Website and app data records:
□ □ □

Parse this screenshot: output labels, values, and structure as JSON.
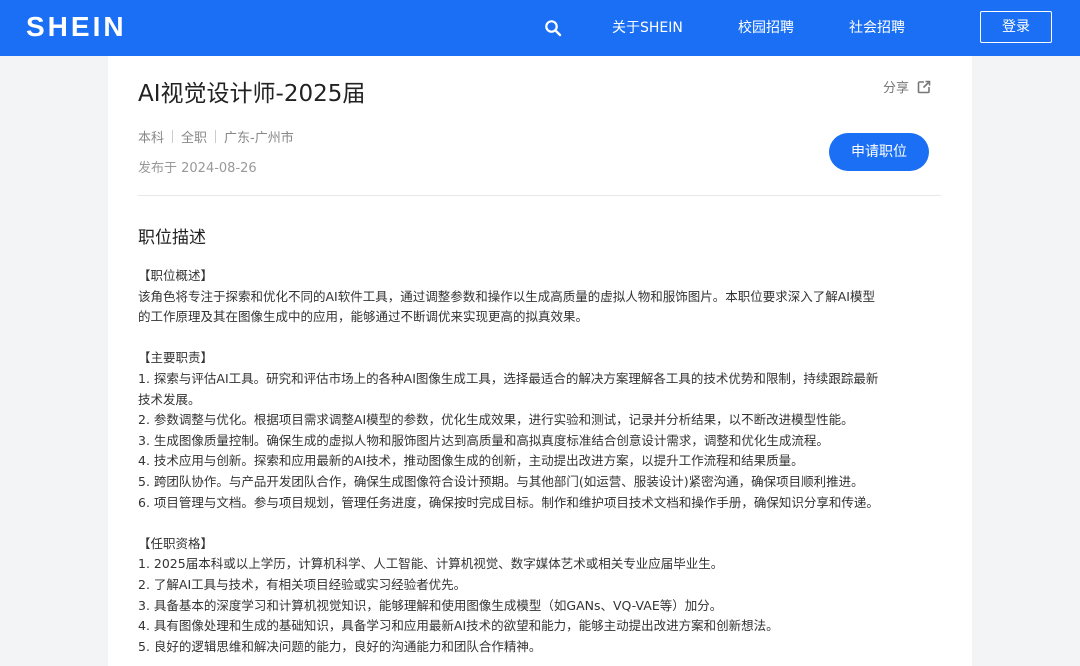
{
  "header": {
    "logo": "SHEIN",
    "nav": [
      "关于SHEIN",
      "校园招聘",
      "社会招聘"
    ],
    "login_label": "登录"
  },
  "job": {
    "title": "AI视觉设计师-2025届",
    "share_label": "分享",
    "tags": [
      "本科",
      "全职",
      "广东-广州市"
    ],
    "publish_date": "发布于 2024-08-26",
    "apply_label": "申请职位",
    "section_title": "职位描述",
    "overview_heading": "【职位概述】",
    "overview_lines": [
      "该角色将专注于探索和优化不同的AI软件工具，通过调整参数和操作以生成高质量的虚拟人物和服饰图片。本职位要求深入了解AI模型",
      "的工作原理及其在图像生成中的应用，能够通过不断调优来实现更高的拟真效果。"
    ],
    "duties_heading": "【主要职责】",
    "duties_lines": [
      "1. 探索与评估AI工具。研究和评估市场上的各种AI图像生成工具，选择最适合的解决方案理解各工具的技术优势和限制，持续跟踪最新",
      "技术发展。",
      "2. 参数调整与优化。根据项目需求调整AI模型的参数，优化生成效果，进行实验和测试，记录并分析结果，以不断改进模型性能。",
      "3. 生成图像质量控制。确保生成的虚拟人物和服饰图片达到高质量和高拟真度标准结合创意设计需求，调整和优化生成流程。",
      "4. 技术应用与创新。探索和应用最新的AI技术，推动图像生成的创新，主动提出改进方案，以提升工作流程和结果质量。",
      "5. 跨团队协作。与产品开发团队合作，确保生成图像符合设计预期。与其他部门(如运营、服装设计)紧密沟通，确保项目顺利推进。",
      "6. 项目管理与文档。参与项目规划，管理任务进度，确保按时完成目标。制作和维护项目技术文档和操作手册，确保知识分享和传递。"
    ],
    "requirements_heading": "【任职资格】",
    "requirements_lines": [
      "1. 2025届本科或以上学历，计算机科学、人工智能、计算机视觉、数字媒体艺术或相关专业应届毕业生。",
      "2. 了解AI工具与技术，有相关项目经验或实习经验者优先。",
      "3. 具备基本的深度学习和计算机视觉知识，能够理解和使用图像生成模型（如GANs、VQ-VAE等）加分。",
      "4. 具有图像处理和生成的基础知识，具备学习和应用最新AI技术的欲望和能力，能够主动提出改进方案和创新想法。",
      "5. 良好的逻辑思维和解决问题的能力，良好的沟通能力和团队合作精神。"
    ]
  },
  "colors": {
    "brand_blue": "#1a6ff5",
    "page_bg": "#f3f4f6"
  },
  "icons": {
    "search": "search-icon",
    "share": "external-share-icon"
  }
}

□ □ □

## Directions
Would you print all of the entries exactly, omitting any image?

## Answer to the exercise
Parse this screenshot: output labels, values, and structure as JSON.
{
  "header": {
    "logo": "SHEIN",
    "nav": [
      "关于SHEIN",
      "校园招聘",
      "社会招聘"
    ],
    "login_label": "登录"
  },
  "job": {
    "title": "AI视觉设计师-2025届",
    "share_label": "分享",
    "tags": [
      "本科",
      "全职",
      "广东-广州市"
    ],
    "publish_date": "发布于 2024-08-26",
    "apply_label": "申请职位",
    "section_title": "职位描述",
    "overview_heading": "【职位概述】",
    "overview_lines": [
      "该角色将专注于探索和优化不同的AI软件工具，通过调整参数和操作以生成高质量的虚拟人物和服饰图片。本职位要求深入了解AI模型",
      "的工作原理及其在图像生成中的应用，能够通过不断调优来实现更高的拟真效果。"
    ],
    "duties_heading": "【主要职责】",
    "duties_lines": [
      "1. 探索与评估AI工具。研究和评估市场上的各种AI图像生成工具，选择最适合的解决方案理解各工具的技术优势和限制，持续跟踪最新",
      "技术发展。",
      "2. 参数调整与优化。根据项目需求调整AI模型的参数，优化生成效果，进行实验和测试，记录并分析结果，以不断改进模型性能。",
      "3. 生成图像质量控制。确保生成的虚拟人物和服饰图片达到高质量和高拟真度标准结合创意设计需求，调整和优化生成流程。",
      "4. 技术应用与创新。探索和应用最新的AI技术，推动图像生成的创新，主动提出改进方案，以提升工作流程和结果质量。",
      "5. 跨团队协作。与产品开发团队合作，确保生成图像符合设计预期。与其他部门(如运营、服装设计)紧密沟通，确保项目顺利推进。",
      "6. 项目管理与文档。参与项目规划，管理任务进度，确保按时完成目标。制作和维护项目技术文档和操作手册，确保知识分享和传递。"
    ],
    "requirements_heading": "【任职资格】",
    "requirements_lines": [
      "1. 2025届本科或以上学历，计算机科学、人工智能、计算机视觉、数字媒体艺术或相关专业应届毕业生。",
      "2. 了解AI工具与技术，有相关项目经验或实习经验者优先。",
      "3. 具备基本的深度学习和计算机视觉知识，能够理解和使用图像生成模型（如GANs、VQ-VAE等）加分。",
      "4. 具有图像处理和生成的基础知识，具备学习和应用最新AI技术的欲望和能力，能够主动提出改进方案和创新想法。",
      "5. 良好的逻辑思维和解决问题的能力，良好的沟通能力和团队合作精神。"
    ]
  },
  "colors": {
    "brand_blue": "#1a6ff5",
    "page_bg": "#f3f4f6"
  },
  "icons": {
    "search": "search-icon",
    "share": "external-share-icon"
  }
}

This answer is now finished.